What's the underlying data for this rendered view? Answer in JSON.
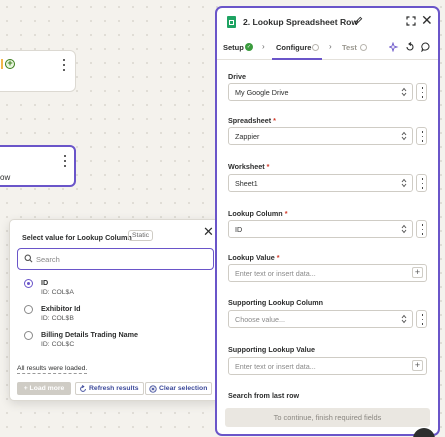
{
  "canvas": {
    "node2_label": "ow"
  },
  "popup": {
    "title": "Select value for Lookup Column",
    "static_label": "Static",
    "search_placeholder": "Search",
    "options": [
      {
        "name": "ID",
        "sub": "ID: COL$A",
        "selected": true
      },
      {
        "name": "Exhibitor Id",
        "sub": "ID: COL$B",
        "selected": false
      },
      {
        "name": "Billing Details Trading Name",
        "sub": "ID: COL$C",
        "selected": false
      }
    ],
    "loaded_note": "All results were loaded.",
    "load_more_label": "Load more",
    "refresh_label": "Refresh results",
    "clear_label": "Clear selection"
  },
  "panel": {
    "step_title": "2. Lookup Spreadsheet Row",
    "tabs": {
      "setup": "Setup",
      "configure": "Configure",
      "test": "Test"
    },
    "fields": {
      "drive": {
        "label": "Drive",
        "value": "My Google Drive"
      },
      "spreadsheet": {
        "label": "Spreadsheet",
        "value": "Zappier"
      },
      "worksheet": {
        "label": "Worksheet",
        "value": "Sheet1"
      },
      "lookup_column": {
        "label": "Lookup Column",
        "value": "ID"
      },
      "lookup_value": {
        "label": "Lookup Value",
        "placeholder": "Enter text or insert data..."
      },
      "supporting_lookup_column": {
        "label": "Supporting Lookup Column",
        "placeholder": "Choose value..."
      },
      "supporting_lookup_value": {
        "label": "Supporting Lookup Value",
        "placeholder": "Enter text or insert data..."
      },
      "search_from_last_row": {
        "label": "Search from last row"
      }
    },
    "required_mark": "*",
    "footer_button": "To continue, finish required fields"
  },
  "colors": {
    "accent": "#6a55c9",
    "success": "#3a9b3d",
    "sheets_green": "#1ea362",
    "required": "#d23a2a"
  }
}
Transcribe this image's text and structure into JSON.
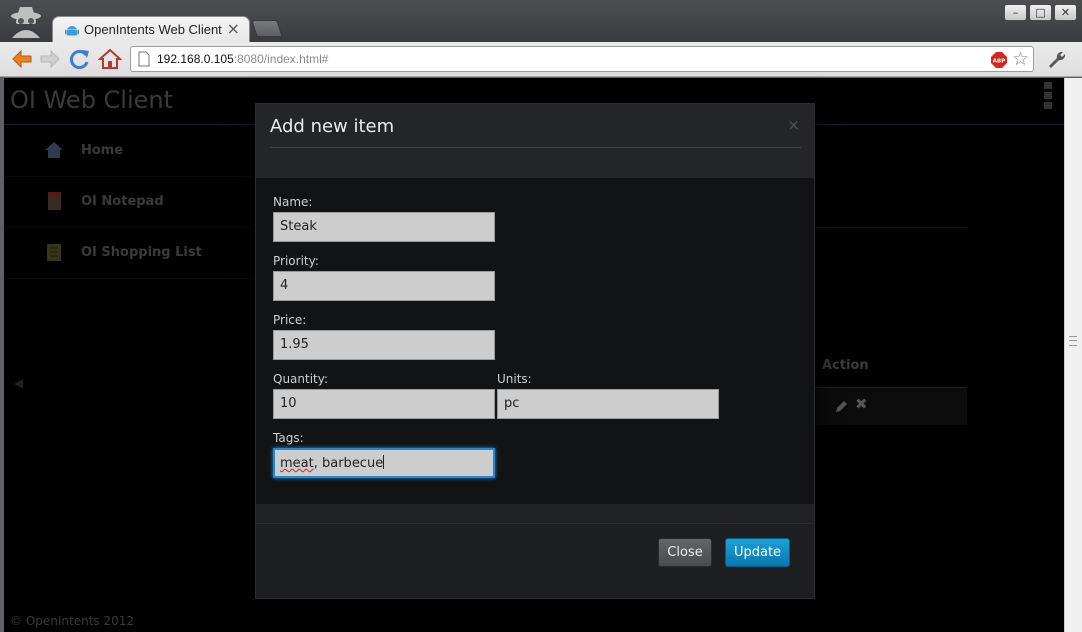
{
  "browser": {
    "tab_title": "OpenIntents Web Client",
    "tab_close": "×",
    "url_host": "192.168.0.105",
    "url_rest": ":8080/index.html#",
    "window_buttons": [
      "–",
      "□",
      "✕"
    ],
    "icons": [
      "incognito-icon",
      "android-favicon",
      "back-arrow-icon",
      "forward-arrow-icon",
      "reload-icon",
      "home-icon",
      "page-icon",
      "adblock-icon",
      "star-icon",
      "wrench-icon"
    ]
  },
  "app": {
    "title": "OI Web Client",
    "footer": "© OpenIntents 2012",
    "accent_color": "#1f8ad6"
  },
  "sidebar": {
    "items": [
      {
        "label": "Home",
        "icon": "home-icon"
      },
      {
        "label": "OI Notepad",
        "icon": "notepad-icon"
      },
      {
        "label": "OI Shopping List",
        "icon": "shopping-list-icon"
      }
    ]
  },
  "background_table": {
    "action_header": "Action",
    "row_icons": [
      "edit-icon",
      "delete-icon"
    ],
    "delete_glyph": "✖"
  },
  "modal": {
    "title": "Add new item",
    "close_glyph": "×",
    "fields": {
      "name": {
        "label": "Name:",
        "value": "Steak"
      },
      "priority": {
        "label": "Priority:",
        "value": "4"
      },
      "price": {
        "label": "Price:",
        "value": "1.95"
      },
      "quantity": {
        "label": "Quantity:",
        "value": "10"
      },
      "units": {
        "label": "Units:",
        "value": "pc"
      },
      "tags": {
        "label": "Tags:",
        "value_word1": "meat",
        "value_rest": ", barbecue"
      }
    },
    "buttons": {
      "close": "Close",
      "update": "Update",
      "update_color": "#0f8bc4"
    }
  }
}
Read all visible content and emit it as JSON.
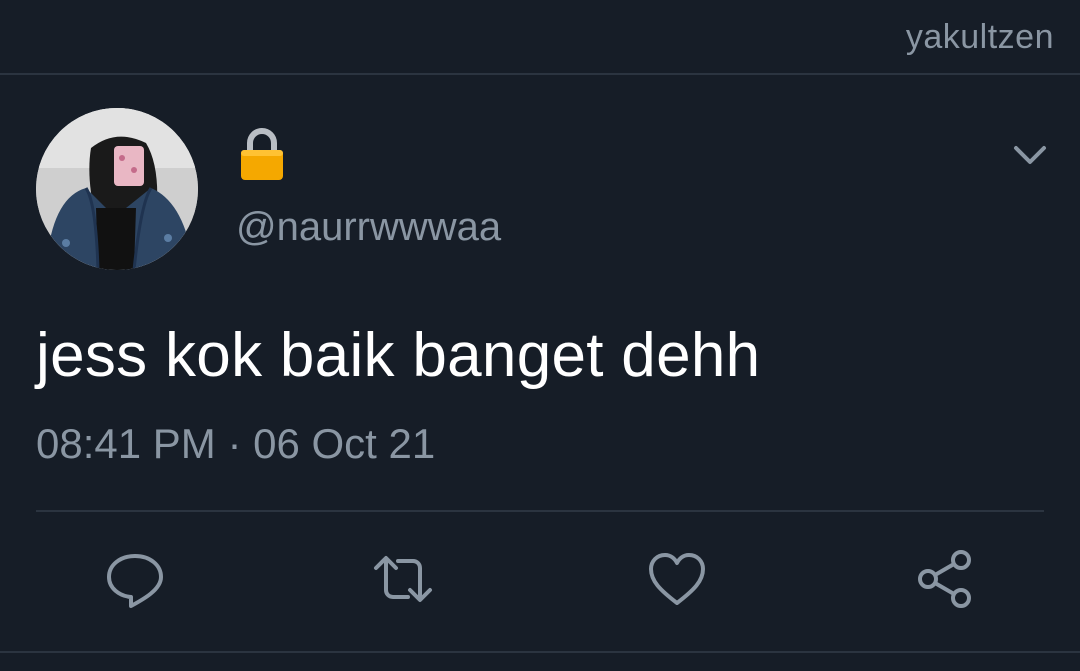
{
  "header": {
    "username": "yakultzen"
  },
  "tweet": {
    "handle": "@naurrwwwaa",
    "text": "jess kok baik banget dehh",
    "timestamp": "08:41 PM · 06 Oct 21"
  },
  "icons": {
    "lock": "lock-icon",
    "more": "chevron-down-icon",
    "reply": "reply-icon",
    "retweet": "retweet-icon",
    "like": "heart-icon",
    "share": "share-icon"
  },
  "colors": {
    "background": "#161d27",
    "muted_text": "#8a96a3",
    "primary_text": "#ffffff",
    "divider": "#2b3440",
    "lock": "#f5a800"
  }
}
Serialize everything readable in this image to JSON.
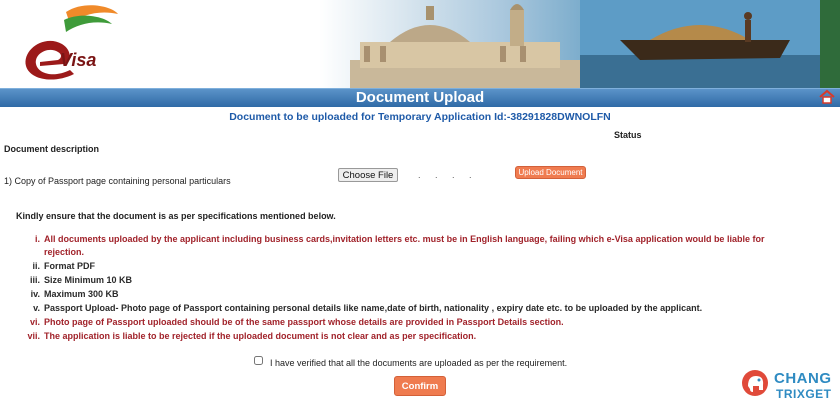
{
  "header": {
    "logo_text": "Visa",
    "title": "Document Upload"
  },
  "application": {
    "heading": "Document to be uploaded for Temporary Application Id:-38291828DWNOLFN"
  },
  "table": {
    "status_header": "Status",
    "description_header": "Document description",
    "rows": [
      {
        "description": "1) Copy of Passport page containing personal particulars",
        "choose_label": "Choose File",
        "file_dots": ". . . .",
        "upload_label": "Upload Document"
      }
    ]
  },
  "instructions": {
    "intro": "Kindly ensure that the document is as per specifications mentioned below.",
    "items": [
      {
        "num": "i.",
        "line1": "All documents uploaded by the applicant including business cards,invitation letters etc. must be in English language, failing which e-Visa application would be liable for",
        "line2": "rejection."
      },
      {
        "num": "ii.",
        "line1": "Format PDF"
      },
      {
        "num": "iii.",
        "line1": "Size Minimum 10 KB"
      },
      {
        "num": "iv.",
        "line1": "Maximum 300 KB"
      },
      {
        "num": "v.",
        "line1": "Passport Upload- Photo page of Passport containing personal details like name,date of birth, nationality , expiry date etc. to be uploaded by the applicant."
      },
      {
        "num": "vi.",
        "line1": "Photo page of Passport uploaded should be of the same passport whose details are provided in Passport Details section."
      },
      {
        "num": "vii.",
        "line1": "The application is liable to be rejected if the uploaded document is not clear and as per specification."
      }
    ]
  },
  "verify": {
    "label": "I have verified that all the documents are uploaded as per the requirement.",
    "checked": false
  },
  "confirm_label": "Confirm",
  "watermark": {
    "line1": "CHANG",
    "line2": "TRIXGET"
  },
  "colors": {
    "title_bar": "#2f6aa6",
    "heading_blue": "#1e5aa8",
    "rule_red": "#a1232b",
    "button_orange": "#ef7b4f"
  }
}
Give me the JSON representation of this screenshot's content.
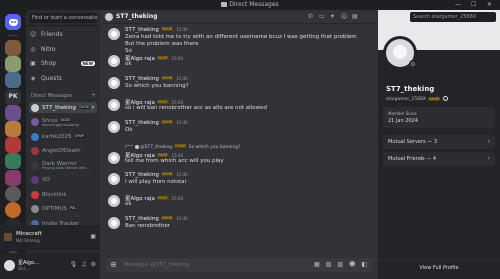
{
  "window": {
    "title": "Direct Messages",
    "controls": [
      "—",
      "☐",
      "✕"
    ]
  },
  "rail": {
    "servers": [
      {
        "name": "home-server",
        "color": "#5865f2"
      },
      {
        "name": "server-1",
        "color": "#7c5a3a"
      },
      {
        "name": "server-2",
        "color": "#8a9b6e"
      },
      {
        "name": "server-3",
        "color": "#4c6b8a"
      },
      {
        "name": "server-pk",
        "text": "PK"
      },
      {
        "name": "server-5",
        "color": "#6b4f8a"
      },
      {
        "name": "server-6",
        "color": "#b57a3c"
      },
      {
        "name": "server-7",
        "color": "#b03a3a"
      },
      {
        "name": "server-8",
        "color": "#3a7a5a"
      },
      {
        "name": "server-9",
        "color": "#8a3a6b"
      },
      {
        "name": "server-10",
        "color": "#5a5a5a"
      },
      {
        "name": "server-11",
        "color": "#c06a2a"
      },
      {
        "name": "server-12",
        "color": "#2a2a2a"
      },
      {
        "name": "server-13",
        "color": "#7a7a2a"
      },
      {
        "name": "server-14",
        "color": "#444"
      },
      {
        "name": "server-15",
        "color": "#333"
      }
    ]
  },
  "sidebar": {
    "search_placeholder": "Find or start a conversation",
    "nav": [
      {
        "label": "Friends",
        "icon": "friends-icon",
        "glyph": "☺"
      },
      {
        "label": "Nitro",
        "icon": "nitro-icon",
        "glyph": "◎"
      },
      {
        "label": "Shop",
        "icon": "shop-icon",
        "glyph": "▣",
        "badge": "NEW"
      },
      {
        "label": "Quests",
        "icon": "quests-icon",
        "glyph": "◈"
      }
    ],
    "dm_header": "Direct Messages",
    "dm_add": "+",
    "dms": [
      {
        "name": "ST7_theking",
        "tag": "GOOE",
        "color": "#c9ccd1",
        "active": true
      },
      {
        "name": "Shrus",
        "tag": "GOAT",
        "sub": "discord.gg/rvxsswmp",
        "color": "#7a5a9a"
      },
      {
        "name": "kartik2025",
        "tag": "VFNP",
        "color": "#3a7acc"
      },
      {
        "name": "AngleOfDeath",
        "color": "#9a3a3a"
      },
      {
        "name": "Dark Warrior",
        "sub": "Playing Dark Warrior Idle...",
        "color": "#3a3a3a"
      },
      {
        "name": "XO",
        "color": "#5a3a7a"
      },
      {
        "name": "Blocklink",
        "color": "#cc3a3a"
      },
      {
        "name": "OPTIMUS",
        "tag": "PXL",
        "color": "#8a8a8a"
      },
      {
        "name": "Invite Tracker",
        "color": "#4a6a9a"
      }
    ]
  },
  "activity": {
    "title": "Minecraft",
    "status": "Not Sharing"
  },
  "user": {
    "name": "星Algo…",
    "status": "Onl…",
    "icons": [
      "mic-icon",
      "headphones-icon",
      "settings-icon"
    ]
  },
  "chat": {
    "recipient": "ST7_theking",
    "recipient_tag": "GOOE",
    "header_icons": [
      "call-icon",
      "video-icon",
      "pin-icon",
      "add-friend-icon",
      "profile-toggle-icon"
    ],
    "search_placeholder": "Search stargamer_2568X",
    "messages": [
      {
        "author": "ST7_theking",
        "tag": "GOOE",
        "time": "15:46",
        "lines": [
          "Zeira had told me to try with an different username bcuz I was getting that problem",
          "But the problem was there",
          "So"
        ]
      },
      {
        "author": "星Algo raja",
        "tag": "GOAT",
        "time": "15:46",
        "lines": [
          "ok"
        ]
      },
      {
        "author": "ST7_theking",
        "tag": "GOOE",
        "time": "15:46",
        "lines": [
          "So which you banning?"
        ]
      },
      {
        "author": "星Algo raja",
        "tag": "GOAT",
        "time": "15:46",
        "lines": [
          "so i will ban renobrother acc as alts are not allowed"
        ]
      },
      {
        "author": "ST7_theking",
        "tag": "GOOE",
        "time": "15:46",
        "lines": [
          "Ok"
        ]
      },
      {
        "reply_to": "@ST7_theking",
        "reply_tag": "GOOE",
        "reply_text": "So which you banning?",
        "author": "星Algo raja",
        "tag": "GOAT",
        "time": "15:46",
        "lines": [
          "tell me from which acc will you play"
        ]
      },
      {
        "author": "ST7_theking",
        "tag": "GOOE",
        "time": "15:46",
        "lines": [
          "I will play from notstar"
        ]
      },
      {
        "author": "星Algo raja",
        "tag": "GOAT",
        "time": "15:46",
        "lines": [
          "ok"
        ]
      },
      {
        "author": "ST7_theking",
        "tag": "GOOE",
        "time": "15:46",
        "lines": [
          "Ban renobrother"
        ]
      }
    ],
    "composer_placeholder": "Message @ST7_theking",
    "composer_icons": [
      "gift-icon",
      "gif-icon",
      "sticker-icon",
      "emoji-icon",
      "apps-icon"
    ]
  },
  "profile": {
    "name": "ST7_theking",
    "handle": "stargamer_2568X",
    "tag": "GOOE",
    "member_since_label": "Member Since",
    "member_since": "21 Jan 2024",
    "mutual_servers": "Mutual Servers — 3",
    "mutual_friends": "Mutual Friends — 4",
    "view_full": "View Full Profile"
  }
}
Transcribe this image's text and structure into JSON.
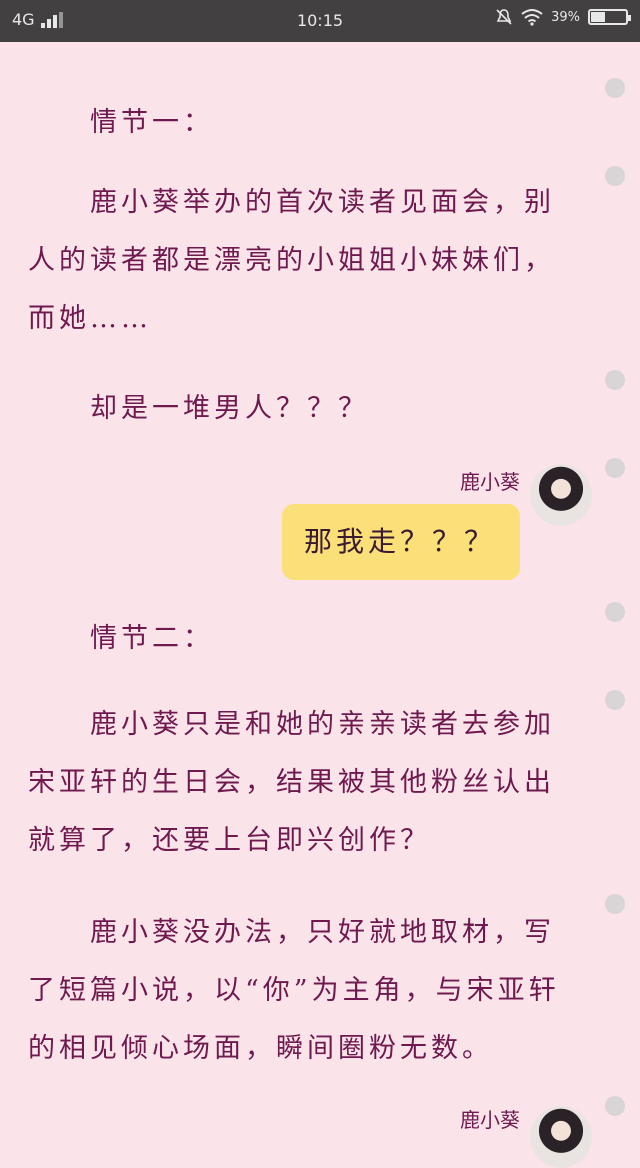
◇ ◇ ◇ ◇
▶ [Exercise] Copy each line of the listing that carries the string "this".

▶ [Result below]
What's the underlying data for this rendered view? Answer in JSON.
Transcribe this image's text and structure into JSON.
Serialize everything readable in this image to JSON.
Give me the JSON representation of this screenshot's content.
Transcribe this image's text and structure into JSON.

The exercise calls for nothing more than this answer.